CYBER.ORG, a cybersecurity workforce development organization supported by the Department of Homeland Security, announced the kickoff of the development of the K-12 cybersecurity learning standards that can be used in schools nationwide.
When complete, the standards will help ensure that students not only have a foundational understanding of cybersecurity, but the skills and knowledge they need to pursue cybersecurity careers in greater numbers,” CYBER.ORG said in today’s announcement.
For the standards, CYBER.ORG is working with stakeholders in education, the government, and the private sector to “collect input that will increase the relevance and value of the standards.” The organization anticipates releasing the final standards at the start of the 2021-2022 school year, with voluntary adoption likely to begin in time for the 2022-2023 academic year.

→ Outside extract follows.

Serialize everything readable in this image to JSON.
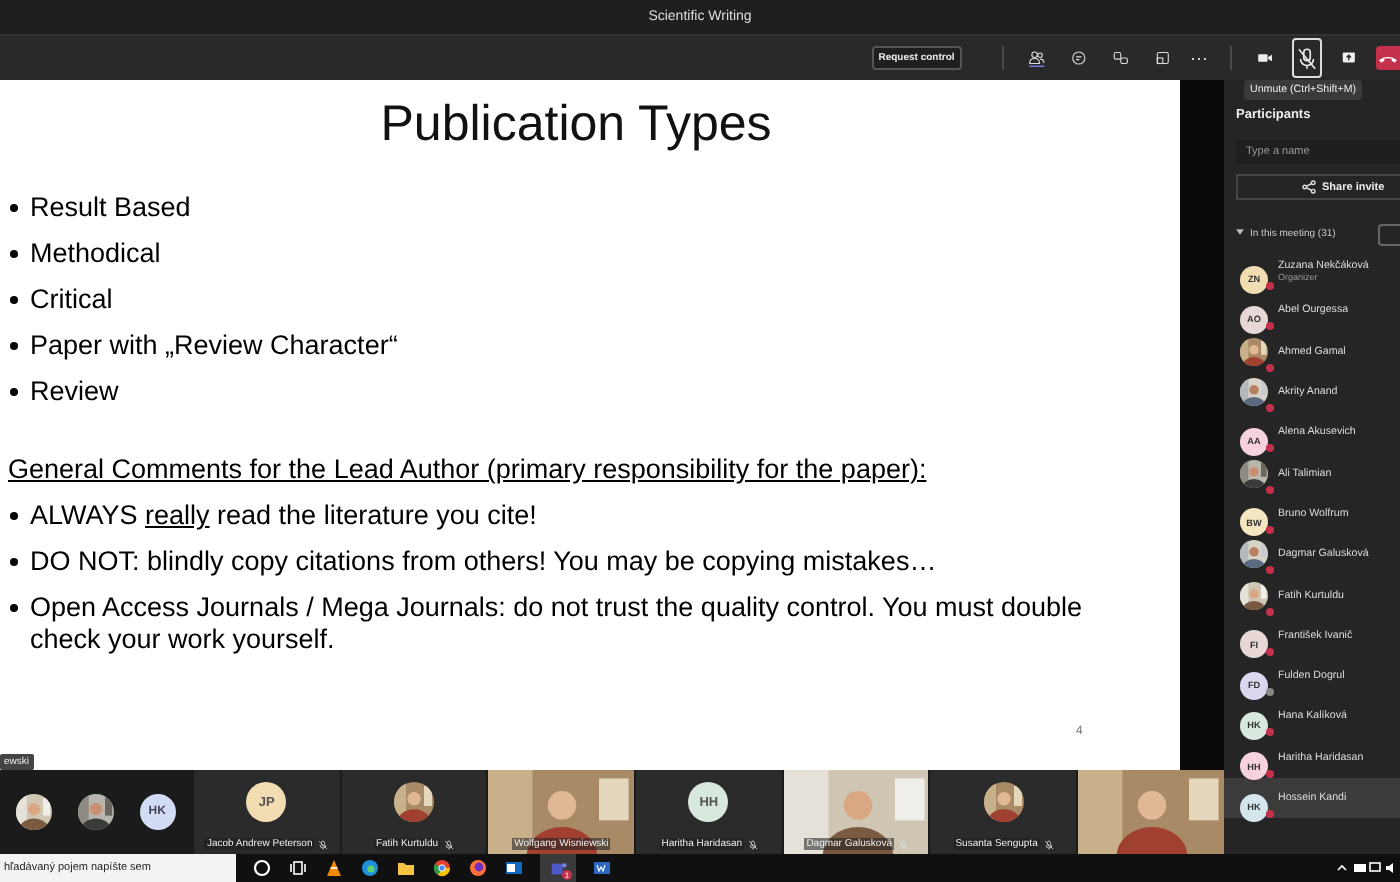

Currently, there are no national standards for cybersecurity education and only a few models of state-developed standards.
“These standards will provide educators with a roadmap that will not only introduce fundamental concepts of cybersecurity to all students, but will also increase the availability of more advanced cybersecurity education opportunities for students that will prepare them to enter the workforce or to expand their study in college,” said Kevin Nolten, director of academic outreach for CYBER.ORG.
In a statement, CYBER.ORG said the development process will be facilitated by the nonpartisan education nonprofit McREL International. Additionally, the organization will secure feedback from education, industry, and government partners, including EduTech, Maricopa County Regional School District, Grambling State University, Louisiana Tech University, Palo Alto Networks, Southwest Airlines, Cybersecurity and Infrastructure Security Agency, National Initiative for Cybersecurity Education, and the National Security Agency.
“We’ve seen success in adopting standards for similar fields, like computer and cybersecurity science,” said Kirsten Baesler, North Dakota Superintendent of Public Instruction. “Our number one priority is to prepare students in our state for the high-demand jobs of the future. We’re eager for this resource to help us scaffold our cybersecurity education offerings.”